Output all entries verbatim.

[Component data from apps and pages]
———

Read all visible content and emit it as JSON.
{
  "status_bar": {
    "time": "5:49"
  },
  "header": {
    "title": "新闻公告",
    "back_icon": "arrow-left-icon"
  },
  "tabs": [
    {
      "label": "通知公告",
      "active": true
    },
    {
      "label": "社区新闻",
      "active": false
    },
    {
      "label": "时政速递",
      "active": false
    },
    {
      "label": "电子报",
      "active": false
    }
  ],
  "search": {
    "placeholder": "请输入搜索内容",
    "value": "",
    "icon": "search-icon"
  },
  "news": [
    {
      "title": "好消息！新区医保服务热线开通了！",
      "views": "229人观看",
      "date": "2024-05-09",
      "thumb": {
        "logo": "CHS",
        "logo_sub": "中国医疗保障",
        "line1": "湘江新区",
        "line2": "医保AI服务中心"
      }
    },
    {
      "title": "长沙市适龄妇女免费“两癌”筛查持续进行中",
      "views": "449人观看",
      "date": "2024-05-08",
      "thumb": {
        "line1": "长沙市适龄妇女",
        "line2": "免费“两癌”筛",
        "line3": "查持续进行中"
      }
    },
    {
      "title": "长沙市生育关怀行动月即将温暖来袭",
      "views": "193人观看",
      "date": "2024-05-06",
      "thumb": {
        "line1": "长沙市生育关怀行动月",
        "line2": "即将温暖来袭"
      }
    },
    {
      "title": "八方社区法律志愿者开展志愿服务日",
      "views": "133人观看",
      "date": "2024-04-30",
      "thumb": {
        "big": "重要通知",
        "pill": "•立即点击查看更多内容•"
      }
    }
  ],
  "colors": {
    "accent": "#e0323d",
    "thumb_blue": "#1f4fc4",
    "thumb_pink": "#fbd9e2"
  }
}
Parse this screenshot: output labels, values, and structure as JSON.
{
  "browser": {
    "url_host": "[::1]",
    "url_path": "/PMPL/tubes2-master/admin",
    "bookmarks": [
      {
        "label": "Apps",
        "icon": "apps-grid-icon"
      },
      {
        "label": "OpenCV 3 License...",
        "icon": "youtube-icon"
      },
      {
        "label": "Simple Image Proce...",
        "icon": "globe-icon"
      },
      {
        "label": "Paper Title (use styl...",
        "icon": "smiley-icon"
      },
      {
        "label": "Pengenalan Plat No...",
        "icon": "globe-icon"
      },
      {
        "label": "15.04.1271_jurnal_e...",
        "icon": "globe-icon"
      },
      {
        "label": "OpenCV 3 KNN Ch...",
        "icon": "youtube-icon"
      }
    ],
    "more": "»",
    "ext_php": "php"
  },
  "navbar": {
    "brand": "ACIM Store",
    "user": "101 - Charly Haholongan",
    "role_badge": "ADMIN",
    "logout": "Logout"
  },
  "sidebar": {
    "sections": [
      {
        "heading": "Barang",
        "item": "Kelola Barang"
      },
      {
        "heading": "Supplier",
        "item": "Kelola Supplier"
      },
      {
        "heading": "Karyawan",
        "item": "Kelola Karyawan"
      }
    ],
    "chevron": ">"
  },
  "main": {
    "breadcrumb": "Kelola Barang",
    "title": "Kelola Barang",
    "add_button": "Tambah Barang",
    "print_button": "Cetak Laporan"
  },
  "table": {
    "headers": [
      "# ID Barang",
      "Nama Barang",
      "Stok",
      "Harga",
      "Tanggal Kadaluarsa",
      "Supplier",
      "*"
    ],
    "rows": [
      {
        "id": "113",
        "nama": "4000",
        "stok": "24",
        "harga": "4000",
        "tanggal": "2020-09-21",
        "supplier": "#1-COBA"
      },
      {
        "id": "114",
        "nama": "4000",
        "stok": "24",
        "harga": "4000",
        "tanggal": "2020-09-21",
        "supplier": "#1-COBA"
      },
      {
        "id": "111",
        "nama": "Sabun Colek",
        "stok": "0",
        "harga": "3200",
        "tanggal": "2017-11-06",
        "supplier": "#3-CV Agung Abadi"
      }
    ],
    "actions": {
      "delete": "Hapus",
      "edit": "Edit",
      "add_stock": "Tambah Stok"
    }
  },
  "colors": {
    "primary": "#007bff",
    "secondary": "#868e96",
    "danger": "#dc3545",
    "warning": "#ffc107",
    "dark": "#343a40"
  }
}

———

= EXERCISE ANSWER =
Read all visible content and emit it as JSON.
{
  "status_bar": {
    "time": "5:49"
  },
  "header": {
    "title": "新闻公告",
    "back_icon": "arrow-left-icon"
  },
  "tabs": [
    {
      "label": "通知公告",
      "active": true
    },
    {
      "label": "社区新闻",
      "active": false
    },
    {
      "label": "时政速递",
      "active": false
    },
    {
      "label": "电子报",
      "active": false
    }
  ],
  "search": {
    "placeholder": "请输入搜索内容",
    "value": "",
    "icon": "search-icon"
  },
  "news": [
    {
      "title": "好消息！新区医保服务热线开通了！",
      "views": "229人观看",
      "date": "2024-05-09",
      "thumb": {
        "logo": "CHS",
        "logo_sub": "中国医疗保障",
        "line1": "湘江新区",
        "line2": "医保AI服务中心"
      }
    },
    {
      "title": "长沙市适龄妇女免费“两癌”筛查持续进行中",
      "views": "449人观看",
      "date": "2024-05-08",
      "thumb": {
        "line1": "长沙市适龄妇女",
        "line2": "免费“两癌”筛",
        "line3": "查持续进行中"
      }
    },
    {
      "title": "长沙市生育关怀行动月即将温暖来袭",
      "views": "193人观看",
      "date": "2024-05-06",
      "thumb": {
        "line1": "长沙市生育关怀行动月",
        "line2": "即将温暖来袭"
      }
    },
    {
      "title": "八方社区法律志愿者开展志愿服务日",
      "views": "133人观看",
      "date": "2024-04-30",
      "thumb": {
        "big": "重要通知",
        "pill": "•立即点击查看更多内容•"
      }
    }
  ],
  "colors": {
    "accent": "#e0323d",
    "thumb_blue": "#1f4fc4",
    "thumb_pink": "#fbd9e2"
  }
}
Parse this screenshot: output labels, values, and structure as JSON.
{
  "browser": {
    "url_host": "[::1]",
    "url_path": "/PMPL/tubes2-master/admin",
    "bookmarks": [
      {
        "label": "Apps",
        "icon": "apps-grid-icon"
      },
      {
        "label": "OpenCV 3 License...",
        "icon": "youtube-icon"
      },
      {
        "label": "Simple Image Proce...",
        "icon": "globe-icon"
      },
      {
        "label": "Paper Title (use styl...",
        "icon": "smiley-icon"
      },
      {
        "label": "Pengenalan Plat No...",
        "icon": "globe-icon"
      },
      {
        "label": "15.04.1271_jurnal_e...",
        "icon": "globe-icon"
      },
      {
        "label": "OpenCV 3 KNN Ch...",
        "icon": "youtube-icon"
      }
    ],
    "more": "»",
    "ext_php": "php"
  },
  "navbar": {
    "brand": "ACIM Store",
    "user": "101 - Charly Haholongan",
    "role_badge": "ADMIN",
    "logout": "Logout"
  },
  "sidebar": {
    "sections": [
      {
        "heading": "Barang",
        "item": "Kelola Barang"
      },
      {
        "heading": "Supplier",
        "item": "Kelola Supplier"
      },
      {
        "heading": "Karyawan",
        "item": "Kelola Karyawan"
      }
    ],
    "chevron": ">"
  },
  "main": {
    "breadcrumb": "Kelola Barang",
    "title": "Kelola Barang",
    "add_button": "Tambah Barang",
    "print_button": "Cetak Laporan"
  },
  "table": {
    "headers": [
      "# ID Barang",
      "Nama Barang",
      "Stok",
      "Harga",
      "Tanggal Kadaluarsa",
      "Supplier",
      "*"
    ],
    "rows": [
      {
        "id": "113",
        "nama": "4000",
        "stok": "24",
        "harga": "4000",
        "tanggal": "2020-09-21",
        "supplier": "#1-COBA"
      },
      {
        "id": "114",
        "nama": "4000",
        "stok": "24",
        "harga": "4000",
        "tanggal": "2020-09-21",
        "supplier": "#1-COBA"
      },
      {
        "id": "111",
        "nama": "Sabun Colek",
        "stok": "0",
        "harga": "3200",
        "tanggal": "2017-11-06",
        "supplier": "#3-CV Agung Abadi"
      }
    ],
    "actions": {
      "delete": "Hapus",
      "edit": "Edit",
      "add_stock": "Tambah Stok"
    }
  },
  "colors": {
    "primary": "#007bff",
    "secondary": "#868e96",
    "danger": "#dc3545",
    "warning": "#ffc107",
    "dark": "#343a40"
  }
}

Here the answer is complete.